- YOUR TASK: Please write out every record exactly, but keep any images out of it.

----------

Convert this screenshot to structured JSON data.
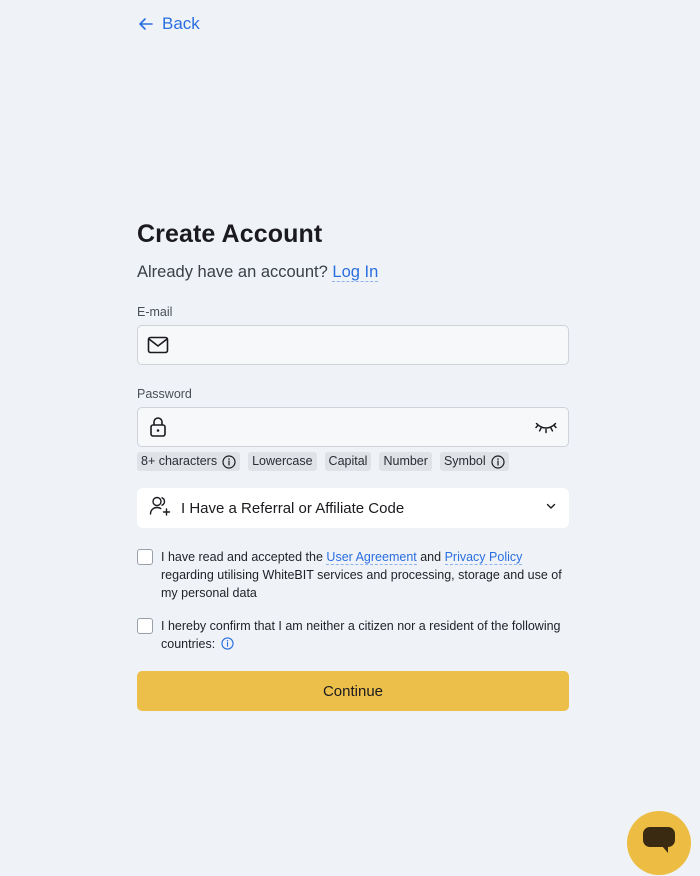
{
  "nav": {
    "back_label": "Back",
    "back_icon": "arrow-left-icon"
  },
  "form": {
    "title": "Create Account",
    "subtitle_prefix": "Already have an account?",
    "login_link": "Log In",
    "email": {
      "label": "E-mail",
      "value": "",
      "placeholder": "",
      "icon": "mail-icon"
    },
    "password": {
      "label": "Password",
      "value": "",
      "placeholder": "",
      "icon": "lock-icon",
      "toggle_icon": "eye-closed-icon"
    },
    "requirements": [
      "8+ characters",
      "Lowercase",
      "Capital",
      "Number",
      "Symbol"
    ],
    "referral": {
      "label": "I Have a Referral or Affiliate Code",
      "icon": "add-user-icon",
      "chevron": "chevron-down-icon"
    },
    "agreement": {
      "checked": false,
      "text_1": "I have read and accepted the",
      "link_1": "User Agreement",
      "text_2": "and",
      "link_2": "Privacy Policy",
      "text_3": "regarding utilising WhiteBIT services and processing, storage and use of my personal data"
    },
    "residency": {
      "checked": false,
      "text": "I hereby confirm that I am neither a citizen nor a resident of the following countries:"
    },
    "continue_label": "Continue"
  },
  "chat": {
    "icon": "chat-bubble-icon"
  },
  "colors": {
    "accent": "#ebbf4a",
    "link": "#2a6ee0",
    "background": "#eff3f8"
  }
}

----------

- EXPECTED ANSWER:
Convert this screenshot to structured JSON data.
{
  "nav": {
    "back_label": "Back",
    "back_icon": "arrow-left-icon"
  },
  "form": {
    "title": "Create Account",
    "subtitle_prefix": "Already have an account?",
    "login_link": "Log In",
    "email": {
      "label": "E-mail",
      "value": "",
      "placeholder": "",
      "icon": "mail-icon"
    },
    "password": {
      "label": "Password",
      "value": "",
      "placeholder": "",
      "icon": "lock-icon",
      "toggle_icon": "eye-closed-icon"
    },
    "requirements": [
      "8+ characters",
      "Lowercase",
      "Capital",
      "Number",
      "Symbol"
    ],
    "referral": {
      "label": "I Have a Referral or Affiliate Code",
      "icon": "add-user-icon",
      "chevron": "chevron-down-icon"
    },
    "agreement": {
      "checked": false,
      "text_1": "I have read and accepted the",
      "link_1": "User Agreement",
      "text_2": "and",
      "link_2": "Privacy Policy",
      "text_3": "regarding utilising WhiteBIT services and processing, storage and use of my personal data"
    },
    "residency": {
      "checked": false,
      "text": "I hereby confirm that I am neither a citizen nor a resident of the following countries:"
    },
    "continue_label": "Continue"
  },
  "chat": {
    "icon": "chat-bubble-icon"
  },
  "colors": {
    "accent": "#ebbf4a",
    "link": "#2a6ee0",
    "background": "#eff3f8"
  }
}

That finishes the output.